▶ Task to carry out
In the material below, find all lines with the string "Company" and copy them.

▶ Given entries
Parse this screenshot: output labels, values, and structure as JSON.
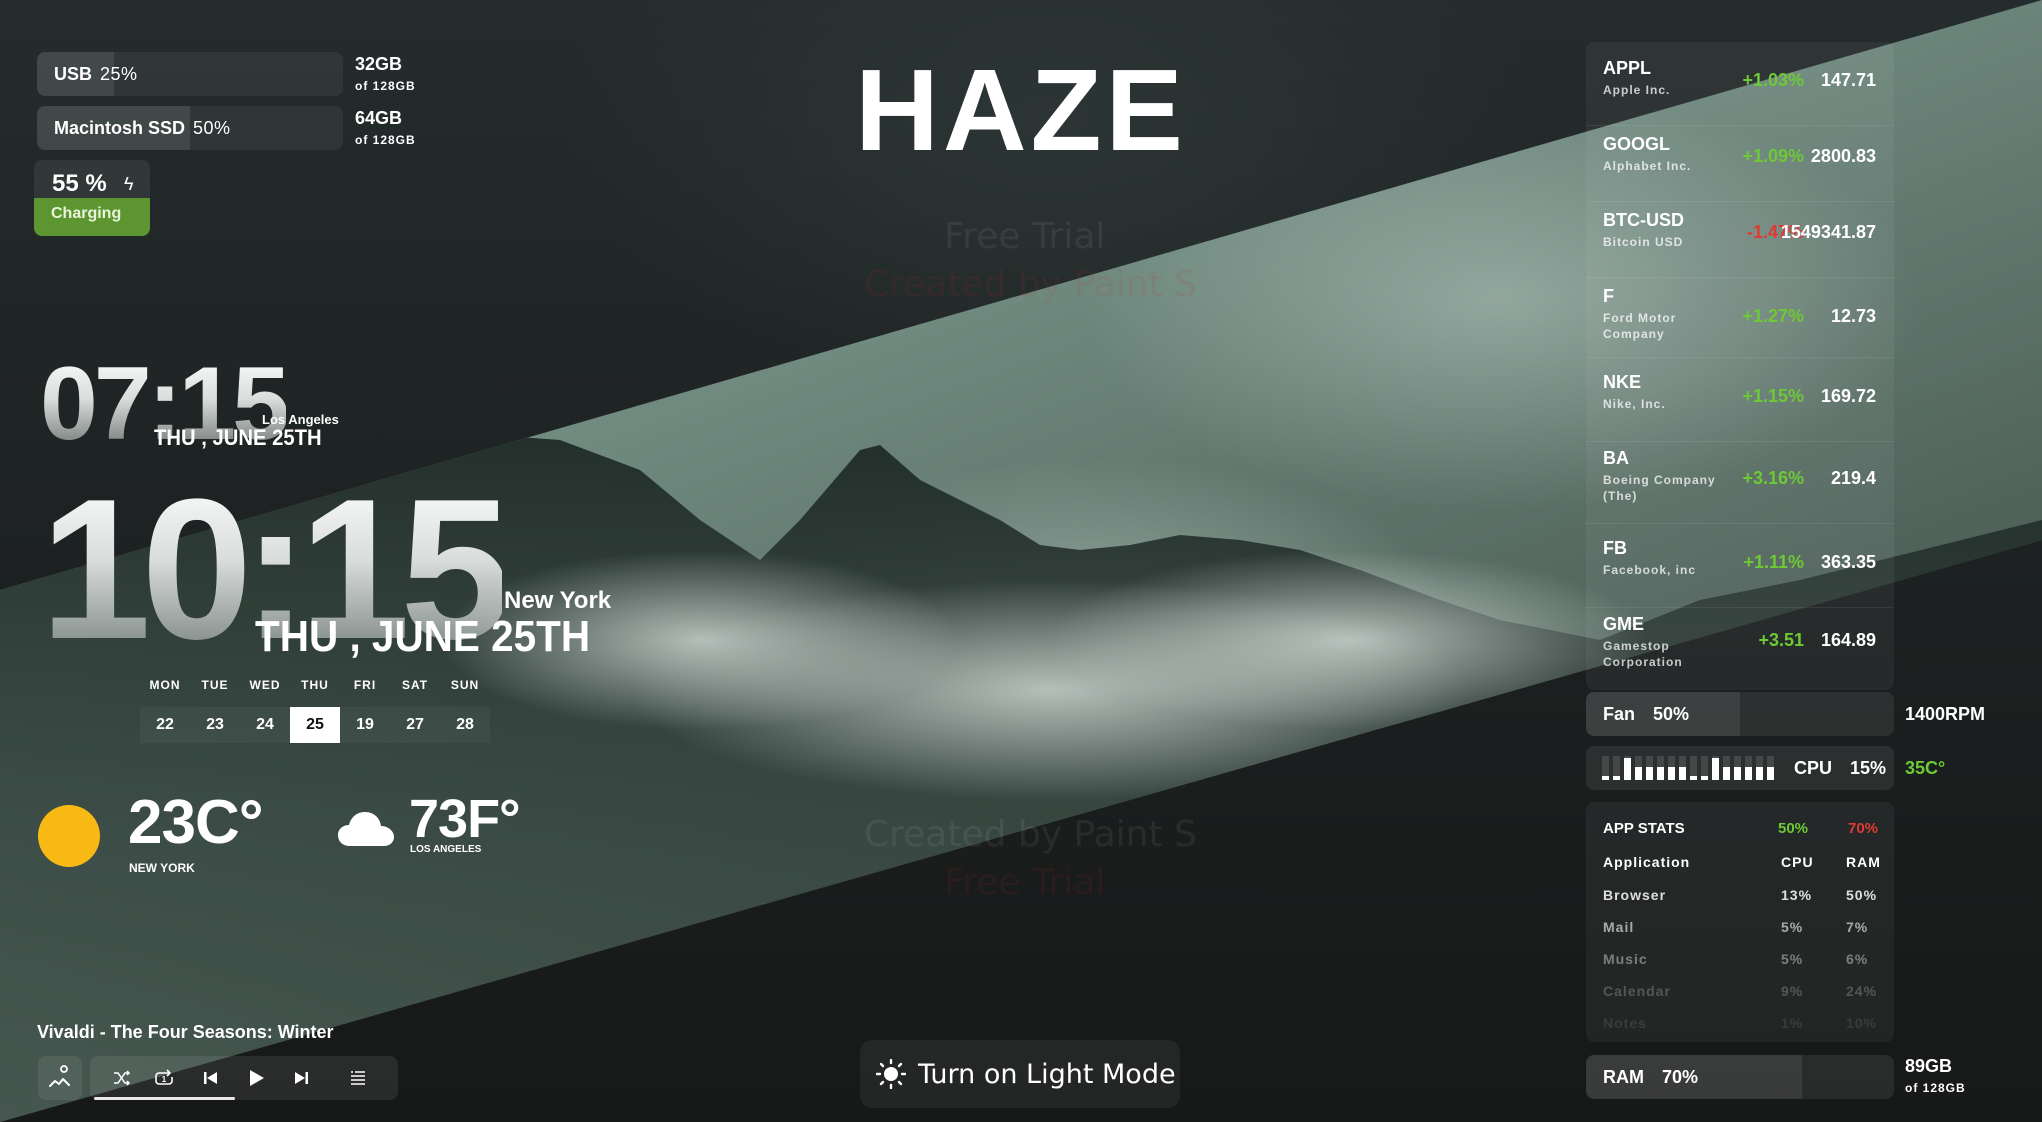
{
  "app": {
    "title": "HAZE",
    "watermarks": [
      "Free Trial",
      "Created by Paint S",
      "Created by Paint S",
      "Free Trial"
    ]
  },
  "storage": [
    {
      "name": "USB",
      "percent_label": "25%",
      "fraction": 0.25,
      "used": "32GB",
      "total": "of 128GB"
    },
    {
      "name": "Macintosh SSD",
      "percent_label": "50%",
      "fraction": 0.5,
      "used": "64GB",
      "total": "of 128GB"
    }
  ],
  "battery": {
    "percent_label": "55 %",
    "status": "Charging",
    "bolt_icon": "ϟ",
    "color": "#5d9631"
  },
  "clocks": {
    "secondary": {
      "time": "07:15",
      "city": "Los Angeles",
      "date": "THU , JUNE 25TH"
    },
    "primary": {
      "time": "10:15",
      "city": "New York",
      "date": "THU , JUNE 25TH"
    }
  },
  "calendar": {
    "weekdays": [
      "MON",
      "TUE",
      "WED",
      "THU",
      "FRI",
      "SAT",
      "SUN"
    ],
    "days": [
      "22",
      "23",
      "24",
      "25",
      "19",
      "27",
      "28"
    ],
    "today_index": 3
  },
  "weather": [
    {
      "icon": "sun-icon",
      "temp": "23C°",
      "city": "NEW YORK",
      "color": "#f9b914"
    },
    {
      "icon": "cloud-icon",
      "temp": "73F°",
      "city": "LOS ANGELES"
    }
  ],
  "music": {
    "track": "Vivaldi - The Four Seasons: Winter",
    "progress": 0.47,
    "controls": [
      "shuffle",
      "repeat-one",
      "previous",
      "play",
      "next",
      "playlist"
    ]
  },
  "light_mode_button": {
    "label": "Turn on Light Mode",
    "icon": "sun-icon"
  },
  "stocks": [
    {
      "symbol": "APPL",
      "name": "Apple Inc.",
      "change": "+1.03%",
      "price": "147.71",
      "direction": "up"
    },
    {
      "symbol": "GOOGL",
      "name": "Alphabet Inc.",
      "change": "+1.09%",
      "price": "2800.83",
      "direction": "up"
    },
    {
      "symbol": "BTC-USD",
      "name": "Bitcoin USD",
      "change": "-1.47%",
      "price": "1549341.87",
      "direction": "down"
    },
    {
      "symbol": "F",
      "name": "Ford Motor Company",
      "change": "+1.27%",
      "price": "12.73",
      "direction": "up"
    },
    {
      "symbol": "NKE",
      "name": "Nike, Inc.",
      "change": "+1.15%",
      "price": "169.72",
      "direction": "up"
    },
    {
      "symbol": "BA",
      "name": "Boeing Company (The)",
      "change": "+3.16%",
      "price": "219.4",
      "direction": "up"
    },
    {
      "symbol": "FB",
      "name": "Facebook, inc",
      "change": "+1.11%",
      "price": "363.35",
      "direction": "up"
    },
    {
      "symbol": "GME",
      "name": "Gamestop Corporation",
      "change": "+3.51",
      "price": "164.89",
      "direction": "up"
    }
  ],
  "colors": {
    "positive": "#6ec936",
    "negative": "#e03a32"
  },
  "fan": {
    "label": "Fan",
    "percent_label": "50%",
    "fraction": 0.5,
    "rpm": "1400RPM"
  },
  "cpu": {
    "label": "CPU",
    "percent_label": "15%",
    "temperature": "35C°",
    "history": [
      0.15,
      0.15,
      0.9,
      0.55,
      0.55,
      0.55,
      0.55,
      0.55,
      0.15,
      0.15,
      0.9,
      0.55,
      0.55,
      0.55,
      0.55,
      0.55
    ]
  },
  "app_stats": {
    "title": "APP STATS",
    "cpu_total": "50%",
    "ram_total": "70%",
    "headers": [
      "Application",
      "CPU",
      "RAM"
    ],
    "rows": [
      {
        "app": "Browser",
        "cpu": "13%",
        "ram": "50%"
      },
      {
        "app": "Mail",
        "cpu": "5%",
        "ram": "7%"
      },
      {
        "app": "Music",
        "cpu": "5%",
        "ram": "6%"
      },
      {
        "app": "Calendar",
        "cpu": "9%",
        "ram": "24%"
      },
      {
        "app": "Notes",
        "cpu": "1%",
        "ram": "10%"
      }
    ]
  },
  "ram": {
    "label": "RAM",
    "percent_label": "70%",
    "fraction": 0.7,
    "used": "89GB",
    "total": "of 128GB"
  }
}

▶ Worked solution
      "name": "Ford Motor Company",
      "name": "Boeing Company (The)",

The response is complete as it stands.